[Opening INPUT MATERIAL section]

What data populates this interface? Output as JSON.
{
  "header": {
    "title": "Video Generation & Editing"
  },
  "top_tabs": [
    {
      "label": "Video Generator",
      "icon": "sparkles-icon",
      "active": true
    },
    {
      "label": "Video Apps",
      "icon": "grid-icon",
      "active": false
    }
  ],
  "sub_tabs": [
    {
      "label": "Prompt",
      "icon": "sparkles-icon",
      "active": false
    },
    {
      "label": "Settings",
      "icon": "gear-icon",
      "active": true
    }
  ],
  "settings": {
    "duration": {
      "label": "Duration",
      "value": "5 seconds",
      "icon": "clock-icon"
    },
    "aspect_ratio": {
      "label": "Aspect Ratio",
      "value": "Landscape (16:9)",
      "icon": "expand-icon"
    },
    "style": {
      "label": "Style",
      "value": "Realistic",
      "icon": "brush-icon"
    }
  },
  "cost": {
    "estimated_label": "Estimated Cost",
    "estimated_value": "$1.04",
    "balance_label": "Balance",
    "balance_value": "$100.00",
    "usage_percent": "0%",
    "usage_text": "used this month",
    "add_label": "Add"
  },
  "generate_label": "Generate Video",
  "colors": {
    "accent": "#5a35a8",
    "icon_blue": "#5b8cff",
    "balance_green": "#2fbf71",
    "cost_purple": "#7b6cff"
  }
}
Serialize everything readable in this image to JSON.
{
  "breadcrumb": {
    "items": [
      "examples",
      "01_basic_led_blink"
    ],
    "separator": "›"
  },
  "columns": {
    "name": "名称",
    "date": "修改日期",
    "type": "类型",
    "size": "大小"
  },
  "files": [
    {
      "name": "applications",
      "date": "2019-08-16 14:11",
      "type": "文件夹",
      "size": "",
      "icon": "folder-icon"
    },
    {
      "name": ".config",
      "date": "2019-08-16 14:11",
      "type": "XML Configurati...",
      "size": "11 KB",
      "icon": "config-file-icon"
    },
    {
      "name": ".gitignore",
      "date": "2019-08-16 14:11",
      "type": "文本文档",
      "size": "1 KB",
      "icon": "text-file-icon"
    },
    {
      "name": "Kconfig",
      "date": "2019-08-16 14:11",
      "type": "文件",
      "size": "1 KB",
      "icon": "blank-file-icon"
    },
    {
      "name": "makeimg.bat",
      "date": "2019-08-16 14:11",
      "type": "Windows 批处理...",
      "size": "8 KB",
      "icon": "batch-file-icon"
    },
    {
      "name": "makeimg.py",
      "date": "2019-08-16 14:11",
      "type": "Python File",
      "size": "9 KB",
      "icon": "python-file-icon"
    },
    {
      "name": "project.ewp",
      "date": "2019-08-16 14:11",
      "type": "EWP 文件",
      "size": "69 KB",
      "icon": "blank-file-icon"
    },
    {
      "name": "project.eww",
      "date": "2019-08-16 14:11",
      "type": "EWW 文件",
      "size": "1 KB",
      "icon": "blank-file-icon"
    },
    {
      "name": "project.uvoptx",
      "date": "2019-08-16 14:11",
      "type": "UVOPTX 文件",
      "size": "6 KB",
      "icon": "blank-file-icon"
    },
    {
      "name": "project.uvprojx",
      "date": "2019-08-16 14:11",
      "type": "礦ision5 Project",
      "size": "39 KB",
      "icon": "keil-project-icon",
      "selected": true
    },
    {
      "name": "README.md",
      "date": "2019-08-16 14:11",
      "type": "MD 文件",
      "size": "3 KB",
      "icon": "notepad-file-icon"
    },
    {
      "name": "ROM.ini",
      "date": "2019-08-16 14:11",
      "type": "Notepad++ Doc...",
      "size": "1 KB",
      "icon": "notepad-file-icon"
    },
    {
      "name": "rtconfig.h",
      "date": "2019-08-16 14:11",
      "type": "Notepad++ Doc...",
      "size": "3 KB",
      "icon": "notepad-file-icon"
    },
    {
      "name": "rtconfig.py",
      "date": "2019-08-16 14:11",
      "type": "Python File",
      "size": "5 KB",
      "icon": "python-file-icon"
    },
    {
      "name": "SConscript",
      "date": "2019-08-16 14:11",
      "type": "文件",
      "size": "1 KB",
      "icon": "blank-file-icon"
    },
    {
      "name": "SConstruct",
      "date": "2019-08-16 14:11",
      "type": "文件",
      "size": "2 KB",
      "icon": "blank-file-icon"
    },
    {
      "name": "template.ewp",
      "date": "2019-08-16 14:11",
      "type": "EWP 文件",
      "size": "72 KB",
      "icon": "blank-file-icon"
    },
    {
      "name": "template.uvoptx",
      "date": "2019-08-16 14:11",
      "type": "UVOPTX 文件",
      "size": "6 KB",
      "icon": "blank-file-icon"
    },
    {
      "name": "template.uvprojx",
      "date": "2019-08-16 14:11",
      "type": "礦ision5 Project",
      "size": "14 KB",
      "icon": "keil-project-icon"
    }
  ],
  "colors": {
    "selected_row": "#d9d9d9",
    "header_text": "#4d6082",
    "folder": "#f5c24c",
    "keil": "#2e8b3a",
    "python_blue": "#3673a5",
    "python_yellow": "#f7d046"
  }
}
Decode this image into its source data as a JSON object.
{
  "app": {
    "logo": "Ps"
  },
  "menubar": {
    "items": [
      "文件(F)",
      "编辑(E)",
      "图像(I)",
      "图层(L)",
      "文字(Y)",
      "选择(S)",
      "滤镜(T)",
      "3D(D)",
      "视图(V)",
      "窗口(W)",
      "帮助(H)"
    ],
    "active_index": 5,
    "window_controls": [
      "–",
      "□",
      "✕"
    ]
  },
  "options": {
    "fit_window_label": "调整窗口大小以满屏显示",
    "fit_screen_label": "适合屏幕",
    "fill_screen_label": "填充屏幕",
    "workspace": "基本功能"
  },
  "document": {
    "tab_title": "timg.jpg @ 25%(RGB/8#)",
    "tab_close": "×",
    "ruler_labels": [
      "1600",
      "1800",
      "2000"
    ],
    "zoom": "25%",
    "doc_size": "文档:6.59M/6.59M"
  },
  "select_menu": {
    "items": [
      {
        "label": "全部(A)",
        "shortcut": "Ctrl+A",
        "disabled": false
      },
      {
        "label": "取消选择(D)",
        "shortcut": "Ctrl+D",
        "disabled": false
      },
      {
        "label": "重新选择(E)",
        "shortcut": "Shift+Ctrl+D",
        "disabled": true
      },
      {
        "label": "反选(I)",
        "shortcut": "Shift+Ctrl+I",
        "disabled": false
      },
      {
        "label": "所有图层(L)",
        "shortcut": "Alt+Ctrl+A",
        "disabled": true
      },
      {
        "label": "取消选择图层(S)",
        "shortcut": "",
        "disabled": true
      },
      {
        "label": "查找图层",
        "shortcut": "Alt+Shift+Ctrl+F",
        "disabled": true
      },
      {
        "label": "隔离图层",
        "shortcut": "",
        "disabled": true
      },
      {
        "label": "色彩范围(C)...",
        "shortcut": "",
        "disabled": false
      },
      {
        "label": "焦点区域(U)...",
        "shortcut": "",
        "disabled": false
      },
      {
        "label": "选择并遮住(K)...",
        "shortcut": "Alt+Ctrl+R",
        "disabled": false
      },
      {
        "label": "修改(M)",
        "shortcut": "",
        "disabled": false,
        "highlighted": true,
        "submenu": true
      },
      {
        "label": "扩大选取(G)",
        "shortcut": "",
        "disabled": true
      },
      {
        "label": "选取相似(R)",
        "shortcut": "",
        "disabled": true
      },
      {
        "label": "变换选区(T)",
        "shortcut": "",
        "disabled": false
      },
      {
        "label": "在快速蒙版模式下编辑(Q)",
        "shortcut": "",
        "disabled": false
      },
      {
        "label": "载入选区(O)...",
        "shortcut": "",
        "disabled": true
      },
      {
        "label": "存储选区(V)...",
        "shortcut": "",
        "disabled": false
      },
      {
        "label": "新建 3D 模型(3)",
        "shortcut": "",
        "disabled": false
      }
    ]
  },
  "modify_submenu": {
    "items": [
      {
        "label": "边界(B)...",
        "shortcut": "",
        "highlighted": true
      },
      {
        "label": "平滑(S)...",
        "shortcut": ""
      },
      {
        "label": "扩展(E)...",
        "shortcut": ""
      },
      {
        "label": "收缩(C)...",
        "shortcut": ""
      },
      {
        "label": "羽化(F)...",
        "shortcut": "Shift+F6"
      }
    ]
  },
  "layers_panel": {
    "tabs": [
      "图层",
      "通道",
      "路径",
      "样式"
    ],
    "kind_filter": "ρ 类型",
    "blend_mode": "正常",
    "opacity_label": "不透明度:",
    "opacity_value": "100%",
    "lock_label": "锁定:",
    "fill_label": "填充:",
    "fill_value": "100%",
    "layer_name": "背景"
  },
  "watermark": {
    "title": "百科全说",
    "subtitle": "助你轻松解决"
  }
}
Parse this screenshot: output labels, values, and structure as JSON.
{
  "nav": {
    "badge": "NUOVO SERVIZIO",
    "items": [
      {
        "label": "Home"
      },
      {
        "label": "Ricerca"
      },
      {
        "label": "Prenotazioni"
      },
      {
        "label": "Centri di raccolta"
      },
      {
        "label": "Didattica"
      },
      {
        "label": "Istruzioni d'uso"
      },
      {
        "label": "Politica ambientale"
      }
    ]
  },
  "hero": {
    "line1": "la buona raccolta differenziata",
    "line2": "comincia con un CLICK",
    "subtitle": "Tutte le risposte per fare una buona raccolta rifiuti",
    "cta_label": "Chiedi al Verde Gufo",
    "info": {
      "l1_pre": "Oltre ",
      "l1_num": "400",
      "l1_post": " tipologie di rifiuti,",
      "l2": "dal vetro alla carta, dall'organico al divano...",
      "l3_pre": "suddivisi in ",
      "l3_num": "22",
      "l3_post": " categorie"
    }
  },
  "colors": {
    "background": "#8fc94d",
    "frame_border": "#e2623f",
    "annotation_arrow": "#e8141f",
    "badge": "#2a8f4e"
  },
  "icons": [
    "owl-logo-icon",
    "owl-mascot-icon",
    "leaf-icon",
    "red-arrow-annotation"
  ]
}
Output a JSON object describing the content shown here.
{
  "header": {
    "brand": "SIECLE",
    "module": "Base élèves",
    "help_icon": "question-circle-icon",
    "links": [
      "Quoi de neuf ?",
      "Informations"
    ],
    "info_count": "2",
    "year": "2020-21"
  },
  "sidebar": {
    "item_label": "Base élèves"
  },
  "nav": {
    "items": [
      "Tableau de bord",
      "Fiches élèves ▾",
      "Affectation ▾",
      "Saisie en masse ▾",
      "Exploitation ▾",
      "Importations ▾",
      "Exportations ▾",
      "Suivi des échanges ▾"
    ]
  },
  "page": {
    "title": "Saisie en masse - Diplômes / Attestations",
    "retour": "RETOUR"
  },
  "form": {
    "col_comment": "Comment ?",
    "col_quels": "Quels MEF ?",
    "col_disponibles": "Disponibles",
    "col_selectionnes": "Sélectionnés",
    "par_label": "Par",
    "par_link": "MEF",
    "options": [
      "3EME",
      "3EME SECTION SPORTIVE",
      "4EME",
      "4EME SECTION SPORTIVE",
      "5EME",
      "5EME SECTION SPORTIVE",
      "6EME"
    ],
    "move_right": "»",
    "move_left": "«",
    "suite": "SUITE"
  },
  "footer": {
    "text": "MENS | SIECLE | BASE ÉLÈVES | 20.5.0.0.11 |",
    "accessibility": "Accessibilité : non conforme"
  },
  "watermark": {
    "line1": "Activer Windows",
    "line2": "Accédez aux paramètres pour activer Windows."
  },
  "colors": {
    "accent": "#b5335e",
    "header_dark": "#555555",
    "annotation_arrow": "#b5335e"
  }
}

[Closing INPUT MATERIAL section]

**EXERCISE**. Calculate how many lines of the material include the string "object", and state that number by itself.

**ANSWER TO THIS TASK**. 2